The required output is all lines below that contain the word "Length".
--- Data to use Enclosed Below ---
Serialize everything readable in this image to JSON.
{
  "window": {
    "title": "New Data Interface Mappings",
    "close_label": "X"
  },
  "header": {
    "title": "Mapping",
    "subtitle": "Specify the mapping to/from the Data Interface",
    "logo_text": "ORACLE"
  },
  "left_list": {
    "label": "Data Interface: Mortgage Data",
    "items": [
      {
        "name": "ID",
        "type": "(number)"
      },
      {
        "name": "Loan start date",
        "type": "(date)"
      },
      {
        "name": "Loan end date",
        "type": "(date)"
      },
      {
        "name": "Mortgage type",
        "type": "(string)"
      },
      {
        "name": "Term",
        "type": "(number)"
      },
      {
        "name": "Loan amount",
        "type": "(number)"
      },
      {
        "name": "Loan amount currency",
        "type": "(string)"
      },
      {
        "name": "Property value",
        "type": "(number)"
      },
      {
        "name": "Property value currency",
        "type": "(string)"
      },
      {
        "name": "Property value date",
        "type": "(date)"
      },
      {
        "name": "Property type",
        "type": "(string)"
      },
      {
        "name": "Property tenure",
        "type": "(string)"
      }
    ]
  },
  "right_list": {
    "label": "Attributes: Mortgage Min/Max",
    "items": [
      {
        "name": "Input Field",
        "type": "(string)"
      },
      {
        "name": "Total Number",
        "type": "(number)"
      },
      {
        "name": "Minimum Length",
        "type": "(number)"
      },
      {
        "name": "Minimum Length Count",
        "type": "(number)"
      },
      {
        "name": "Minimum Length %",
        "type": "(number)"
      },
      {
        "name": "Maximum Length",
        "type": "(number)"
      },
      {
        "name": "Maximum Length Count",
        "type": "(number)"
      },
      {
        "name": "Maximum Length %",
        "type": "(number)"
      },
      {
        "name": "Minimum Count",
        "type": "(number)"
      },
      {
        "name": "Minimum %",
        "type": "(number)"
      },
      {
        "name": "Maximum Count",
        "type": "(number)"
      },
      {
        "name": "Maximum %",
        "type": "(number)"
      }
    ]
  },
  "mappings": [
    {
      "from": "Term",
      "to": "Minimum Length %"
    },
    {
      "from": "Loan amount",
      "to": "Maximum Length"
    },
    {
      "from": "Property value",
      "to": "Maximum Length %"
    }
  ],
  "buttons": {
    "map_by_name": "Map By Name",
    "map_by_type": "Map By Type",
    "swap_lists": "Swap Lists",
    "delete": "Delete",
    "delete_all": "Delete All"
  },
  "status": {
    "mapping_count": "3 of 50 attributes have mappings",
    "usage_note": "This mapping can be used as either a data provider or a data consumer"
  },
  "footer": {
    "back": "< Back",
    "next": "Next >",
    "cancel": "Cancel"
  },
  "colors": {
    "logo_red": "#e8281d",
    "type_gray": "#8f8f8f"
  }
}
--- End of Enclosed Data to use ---
Task solution:
        "name": "Minimum Length",
        "name": "Minimum Length Count",
        "name": "Minimum Length %",
        "name": "Maximum Length",
        "name": "Maximum Length Count",
        "name": "Maximum Length %",
      "to": "Minimum Length %"
      "to": "Maximum Length"
      "to": "Maximum Length %"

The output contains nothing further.